What is Discovery
Discovery is the phase of litigation in which both sides request information from one another. The purpose is to learn about each position taken by each side to facilitate a settlement or, if a settlement is not possible, to get as much information as possible to be used at trial.
There are two main types of discovery in Family Law cases: Interrogatories and Requests for Production of Documents. These requests must be made formally and sent to the other side or his/her lawyer. Once received, the Maryland Rules state that you have thirty (30) days to answer. There is a prescribed format for answering these discovery requests and you may find that you will need an attorney to help you ask for discovery and to respond to the other side’s discovery requests of you. Please note that you are required to respond to these requests and failure to do so may result in various sanctions against you.

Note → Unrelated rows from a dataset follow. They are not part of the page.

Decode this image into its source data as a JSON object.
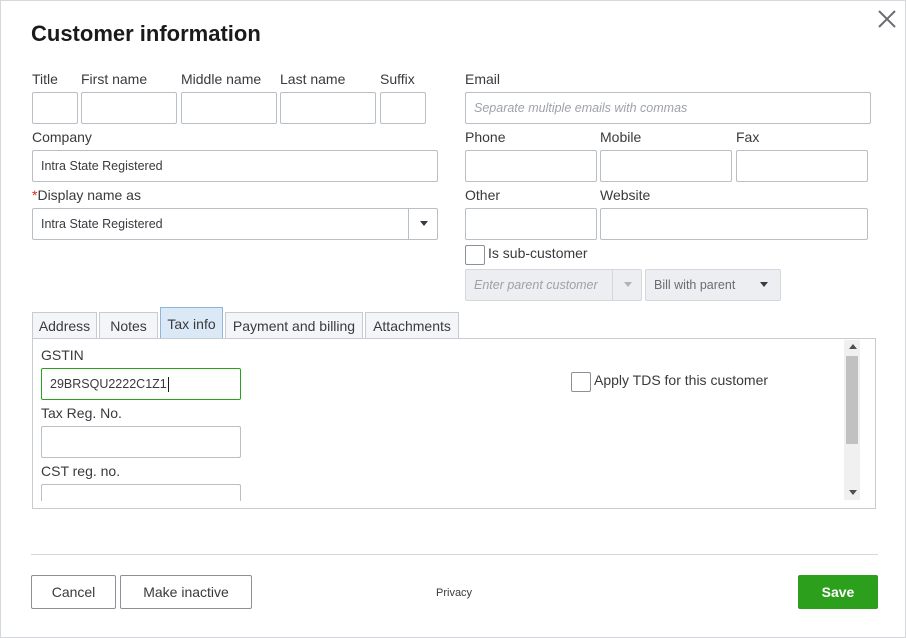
{
  "dialog": {
    "title": "Customer information"
  },
  "name_fields": {
    "title_label": "Title",
    "first_label": "First name",
    "middle_label": "Middle name",
    "last_label": "Last name",
    "suffix_label": "Suffix"
  },
  "email": {
    "label": "Email",
    "placeholder": "Separate multiple emails with commas"
  },
  "company": {
    "label": "Company",
    "value": "Intra State Registered"
  },
  "phone": {
    "label": "Phone"
  },
  "mobile": {
    "label": "Mobile"
  },
  "fax": {
    "label": "Fax"
  },
  "display_name": {
    "required_mark": "*",
    "label": "Display name as",
    "value": "Intra State Registered"
  },
  "other": {
    "label": "Other"
  },
  "website": {
    "label": "Website"
  },
  "sub_customer": {
    "label": "Is sub-customer",
    "parent_placeholder": "Enter parent customer",
    "bill_option": "Bill with parent"
  },
  "tabs": [
    {
      "label": "Address"
    },
    {
      "label": "Notes"
    },
    {
      "label": "Tax info"
    },
    {
      "label": "Payment and billing"
    },
    {
      "label": "Attachments"
    }
  ],
  "tax_info": {
    "gstin_label": "GSTIN",
    "gstin_value": "29BRSQU2222C1Z1",
    "tax_reg_label": "Tax Reg. No.",
    "cst_label": "CST reg. no.",
    "tds_label": "Apply TDS for this customer"
  },
  "footer": {
    "cancel": "Cancel",
    "make_inactive": "Make inactive",
    "privacy": "Privacy",
    "save": "Save"
  },
  "colors": {
    "save_green": "#2ca01c",
    "focus_green": "#2ca01c",
    "active_tab": "#dbe9f7",
    "required_red": "#d52b1e"
  },
  "icons": {
    "close": "close-icon",
    "dropdown": "chevron-down-icon"
  }
}
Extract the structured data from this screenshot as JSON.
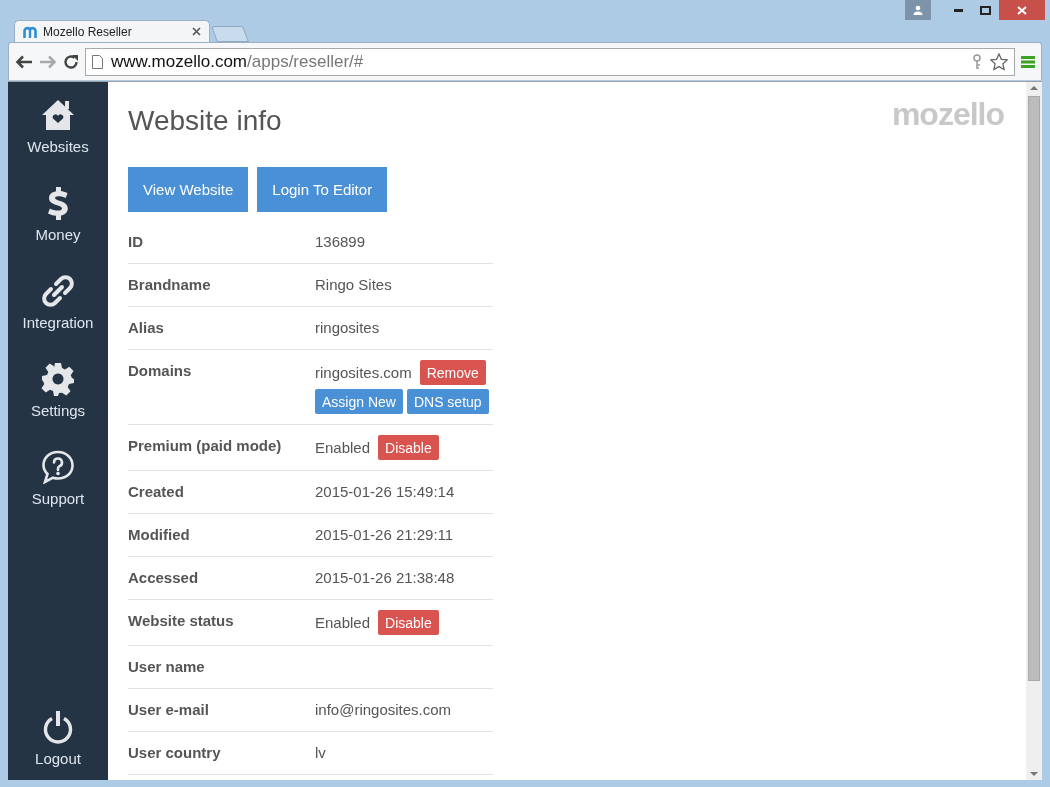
{
  "browser": {
    "tab_title": "Mozello Reseller",
    "url_host": "www.mozello.com",
    "url_path": "/apps/reseller/#"
  },
  "sidebar": {
    "items": [
      {
        "label": "Websites",
        "kind": "house"
      },
      {
        "label": "Money",
        "kind": "dollar"
      },
      {
        "label": "Integration",
        "kind": "link"
      },
      {
        "label": "Settings",
        "kind": "gear"
      },
      {
        "label": "Support",
        "kind": "question"
      }
    ],
    "logout": "Logout"
  },
  "page": {
    "title": "Website info",
    "logo": "mozello",
    "buttons": [
      "View Website",
      "Login To Editor"
    ],
    "rows": [
      {
        "label": "ID",
        "value": "136899",
        "buttons": []
      },
      {
        "label": "Brandname",
        "value": "Ringo Sites",
        "buttons": []
      },
      {
        "label": "Alias",
        "value": "ringosites",
        "buttons": []
      },
      {
        "label": "Domains",
        "value": "ringosites.com",
        "buttons": [
          {
            "label": "Remove",
            "kind": "danger"
          },
          {
            "label": "Assign New",
            "kind": "primary"
          },
          {
            "label": "DNS setup",
            "kind": "primary"
          }
        ]
      },
      {
        "label": "Premium (paid mode)",
        "value": "Enabled",
        "buttons": [
          {
            "label": "Disable",
            "kind": "danger"
          }
        ]
      },
      {
        "label": "Created",
        "value": "2015-01-26 15:49:14",
        "buttons": []
      },
      {
        "label": "Modified",
        "value": "2015-01-26 21:29:11",
        "buttons": []
      },
      {
        "label": "Accessed",
        "value": "2015-01-26 21:38:48",
        "buttons": []
      },
      {
        "label": "Website status",
        "value": "Enabled",
        "buttons": [
          {
            "label": "Disable",
            "kind": "danger"
          }
        ]
      },
      {
        "label": "User name",
        "buttons": []
      },
      {
        "label": "User e-mail",
        "value": "info@ringosites.com",
        "buttons": []
      },
      {
        "label": "User country",
        "value": "lv",
        "buttons": []
      }
    ]
  }
}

Not everything is “discoverable.” You do not have to answer questions that seek irrelevant or objectionable information. Also, privileged attorney-client communications or attorney work product is not a proper subject for discovery. You are wise to discuss what information is not discoverable with an attorney so that you do not risk sanctions for failure to comply. At the Mulinazzi Law Office, we understand that the amount of information that will be requested of you is intimidating. When we get discovery requests, our attorneys will work with you to determine what must be answered and what can be reasonably excluded.
There are other less used discovery methods. For example, depositions, subpoenae, examinations, and Requests for Admissions. A deposition is question/answer styled inquiry in a room with attorneys and a court reporter taking down every word that is said. The attorneys at the Mulinazzi Law Office prepare clients on how to listen to the questions and answer only the question that is asked. Depositions are adversarial and it’s not a time to let your guard down. Requests for Admissions of Facts is a document that asks the other side to admit any material fact or the authenticity of a document that is to be presented as evidence during the trial. This procedure facilitates the fair and efficient administration of justice by minimizing the time and expense incurred in proving issues that are not in dispute. A mental or physical examination of a party may be authorized by a court in the exercise of its discretion if a party’s condition is an issue in litigation, for example if an alleged alcoholic parent or mentally ill parent is trying to gain custody. Finally, either side can issue a subpoena to the other party or a third party requiring the production of specific documentation to be used as evidence at trial. All discovery is governed by the Maryland Rules and the attorneys at Mulinazzi Law Office are highly skilled at using discovery to compel and gather the information you need to prove your case.
If an opposing litigant won’t answer or produce information, the court may order them to do so. If they don’t, they may be found in contempt and the Court may bar them from participating in the trial and/or pay for your attorney’s fees associated with the discovery.